[Dataset rows for apps and sites]
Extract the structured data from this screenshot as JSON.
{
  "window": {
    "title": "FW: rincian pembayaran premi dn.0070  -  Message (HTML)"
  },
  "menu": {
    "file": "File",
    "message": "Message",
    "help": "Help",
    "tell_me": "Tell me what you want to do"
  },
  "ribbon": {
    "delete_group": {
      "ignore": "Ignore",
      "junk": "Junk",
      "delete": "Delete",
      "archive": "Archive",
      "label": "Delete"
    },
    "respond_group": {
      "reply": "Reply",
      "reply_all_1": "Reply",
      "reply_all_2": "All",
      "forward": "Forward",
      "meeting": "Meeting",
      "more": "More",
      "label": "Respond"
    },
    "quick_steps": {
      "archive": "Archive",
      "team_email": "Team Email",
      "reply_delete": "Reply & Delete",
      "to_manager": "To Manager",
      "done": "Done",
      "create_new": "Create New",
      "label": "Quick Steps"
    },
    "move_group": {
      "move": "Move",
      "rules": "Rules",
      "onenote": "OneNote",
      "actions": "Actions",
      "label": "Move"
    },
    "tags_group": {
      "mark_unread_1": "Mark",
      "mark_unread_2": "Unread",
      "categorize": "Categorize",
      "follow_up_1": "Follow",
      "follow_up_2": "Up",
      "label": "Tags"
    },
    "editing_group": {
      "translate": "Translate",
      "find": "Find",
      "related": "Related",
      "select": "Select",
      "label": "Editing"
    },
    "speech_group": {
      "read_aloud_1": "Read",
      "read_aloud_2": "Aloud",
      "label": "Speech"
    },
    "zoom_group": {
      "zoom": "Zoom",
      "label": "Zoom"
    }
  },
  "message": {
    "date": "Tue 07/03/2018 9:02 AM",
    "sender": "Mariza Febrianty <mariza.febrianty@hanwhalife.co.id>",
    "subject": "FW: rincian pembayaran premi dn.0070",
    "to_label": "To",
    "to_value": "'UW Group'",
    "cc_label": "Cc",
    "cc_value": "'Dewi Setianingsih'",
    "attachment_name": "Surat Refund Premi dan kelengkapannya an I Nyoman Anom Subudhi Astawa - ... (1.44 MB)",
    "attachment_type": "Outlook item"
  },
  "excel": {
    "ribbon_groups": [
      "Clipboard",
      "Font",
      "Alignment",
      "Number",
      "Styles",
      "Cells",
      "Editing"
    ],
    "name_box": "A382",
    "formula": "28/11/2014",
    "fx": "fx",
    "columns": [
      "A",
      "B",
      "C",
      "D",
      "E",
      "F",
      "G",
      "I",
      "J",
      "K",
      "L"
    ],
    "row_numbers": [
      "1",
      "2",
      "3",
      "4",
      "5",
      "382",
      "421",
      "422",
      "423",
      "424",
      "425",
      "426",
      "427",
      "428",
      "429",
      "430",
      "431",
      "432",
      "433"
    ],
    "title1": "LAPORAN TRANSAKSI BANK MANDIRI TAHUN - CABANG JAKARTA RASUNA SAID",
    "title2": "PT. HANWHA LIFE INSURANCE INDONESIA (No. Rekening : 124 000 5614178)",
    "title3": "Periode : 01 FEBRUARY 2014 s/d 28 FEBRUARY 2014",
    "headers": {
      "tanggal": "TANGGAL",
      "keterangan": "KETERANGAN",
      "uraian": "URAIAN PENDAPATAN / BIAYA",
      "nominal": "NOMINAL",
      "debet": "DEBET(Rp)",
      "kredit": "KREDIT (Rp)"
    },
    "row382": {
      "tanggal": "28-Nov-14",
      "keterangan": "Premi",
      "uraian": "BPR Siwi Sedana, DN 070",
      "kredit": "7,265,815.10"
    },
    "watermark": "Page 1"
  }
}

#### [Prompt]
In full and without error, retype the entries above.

#### [Result for this exercise]
Extract the structured data from this screenshot as JSON.
{
  "window": {
    "title": "FW: rincian pembayaran premi dn.0070  -  Message (HTML)"
  },
  "menu": {
    "file": "File",
    "message": "Message",
    "help": "Help",
    "tell_me": "Tell me what you want to do"
  },
  "ribbon": {
    "delete_group": {
      "ignore": "Ignore",
      "junk": "Junk",
      "delete": "Delete",
      "archive": "Archive",
      "label": "Delete"
    },
    "respond_group": {
      "reply": "Reply",
      "reply_all_1": "Reply",
      "reply_all_2": "All",
      "forward": "Forward",
      "meeting": "Meeting",
      "more": "More",
      "label": "Respond"
    },
    "quick_steps": {
      "archive": "Archive",
      "team_email": "Team Email",
      "reply_delete": "Reply & Delete",
      "to_manager": "To Manager",
      "done": "Done",
      "create_new": "Create New",
      "label": "Quick Steps"
    },
    "move_group": {
      "move": "Move",
      "rules": "Rules",
      "onenote": "OneNote",
      "actions": "Actions",
      "label": "Move"
    },
    "tags_group": {
      "mark_unread_1": "Mark",
      "mark_unread_2": "Unread",
      "categorize": "Categorize",
      "follow_up_1": "Follow",
      "follow_up_2": "Up",
      "label": "Tags"
    },
    "editing_group": {
      "translate": "Translate",
      "find": "Find",
      "related": "Related",
      "select": "Select",
      "label": "Editing"
    },
    "speech_group": {
      "read_aloud_1": "Read",
      "read_aloud_2": "Aloud",
      "label": "Speech"
    },
    "zoom_group": {
      "zoom": "Zoom",
      "label": "Zoom"
    }
  },
  "message": {
    "date": "Tue 07/03/2018 9:02 AM",
    "sender": "Mariza Febrianty <mariza.febrianty@hanwhalife.co.id>",
    "subject": "FW: rincian pembayaran premi dn.0070",
    "to_label": "To",
    "to_value": "'UW Group'",
    "cc_label": "Cc",
    "cc_value": "'Dewi Setianingsih'",
    "attachment_name": "Surat Refund Premi dan kelengkapannya an I Nyoman Anom Subudhi Astawa - ... (1.44 MB)",
    "attachment_type": "Outlook item"
  },
  "excel": {
    "ribbon_groups": [
      "Clipboard",
      "Font",
      "Alignment",
      "Number",
      "Styles",
      "Cells",
      "Editing"
    ],
    "name_box": "A382",
    "formula": "28/11/2014",
    "fx": "fx",
    "columns": [
      "A",
      "B",
      "C",
      "D",
      "E",
      "F",
      "G",
      "I",
      "J",
      "K",
      "L"
    ],
    "row_numbers": [
      "1",
      "2",
      "3",
      "4",
      "5",
      "382",
      "421",
      "422",
      "423",
      "424",
      "425",
      "426",
      "427",
      "428",
      "429",
      "430",
      "431",
      "432",
      "433"
    ],
    "title1": "LAPORAN TRANSAKSI BANK MANDIRI TAHUN - CABANG JAKARTA RASUNA SAID",
    "title2": "PT. HANWHA LIFE INSURANCE INDONESIA (No. Rekening : 124 000 5614178)",
    "title3": "Periode : 01 FEBRUARY 2014 s/d 28 FEBRUARY 2014",
    "headers": {
      "tanggal": "TANGGAL",
      "keterangan": "KETERANGAN",
      "uraian": "URAIAN PENDAPATAN / BIAYA",
      "nominal": "NOMINAL",
      "debet": "DEBET(Rp)",
      "kredit": "KREDIT (Rp)"
    },
    "row382": {
      "tanggal": "28-Nov-14",
      "keterangan": "Premi",
      "uraian": "BPR Siwi Sedana, DN 070",
      "kredit": "7,265,815.10"
    },
    "watermark": "Page 1"
  }
}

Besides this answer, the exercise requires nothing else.